Beyond New Jersey, Judge Johnson’s detailed and well-reasoned opinion provides a roadmap for other jurists who will be tasked with conducting a similar analysis. Whether these judges will follow the path Judge Johnson blazed, however, will turn on the particular laws and personalities involved. This decision may also lead to an increased number of filings in Missouri, California, and other fora that have held that they may assert jurisdiction over non-resident plaintiffs’ claims against non-resident defendants. While plaintiffs may stop filing these claims in New Jersey, counsel will likely bring the claims in other jurisdictions.

Swartz Campbell’s attorneys have experience counseling and defending material suppliers, product manufacturers, distributors, premises owners, and employers in cases involving product-liability and toxic-tort exposure. If you have any questions or would like to discuss this article further, feel free to contact the author or any of the attorneys in Swartz Campbell’s Environmental & Toxic Torts Department.

[1] Named after Sir Austin Bradford Hill, the Hill criteria are factors researchers must evaluate when trying to determine whether an observed association between exposure to a substance and a disease is sufficiently strong to conclude that the substance can be said to cause—as opposed to merely be associated with— the disease. These criteria include: (1) strength of the observed association; (2) whether the association is consistently observed in multiple subjects; (3) whether the incidence of disease increases or decreases in accordance with the degree of exposure; and (4) whether there exists a biologically plausible mechanism by which the substance could cause the disease.

[2] Case-control studies examine the frequency of exposure in individuals who have a disease and compare them to a group of individuals who do not have the disease. Cohort studies compare the incidence of disease among individuals exposed to a substance with the incidence of the disease among individuals who were not exposed to the substance.

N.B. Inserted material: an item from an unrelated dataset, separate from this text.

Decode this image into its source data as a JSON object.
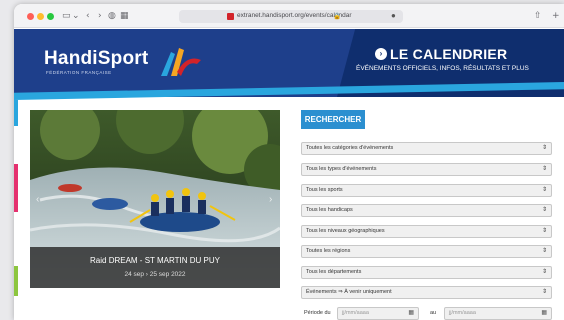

Case-control studies, which involve asking individuals who have been diagnosed with an illness whether they have been exposed to a substance that may have caused that illness, are particularly susceptible to recall bias and are considered less reliable than a prospective cohort study.

Eli is an associate in Swartz Campbell’s Product Liability and General Liability groups. He is licensed to practice in New Jersey and Pennsylvania’s state and federal courts.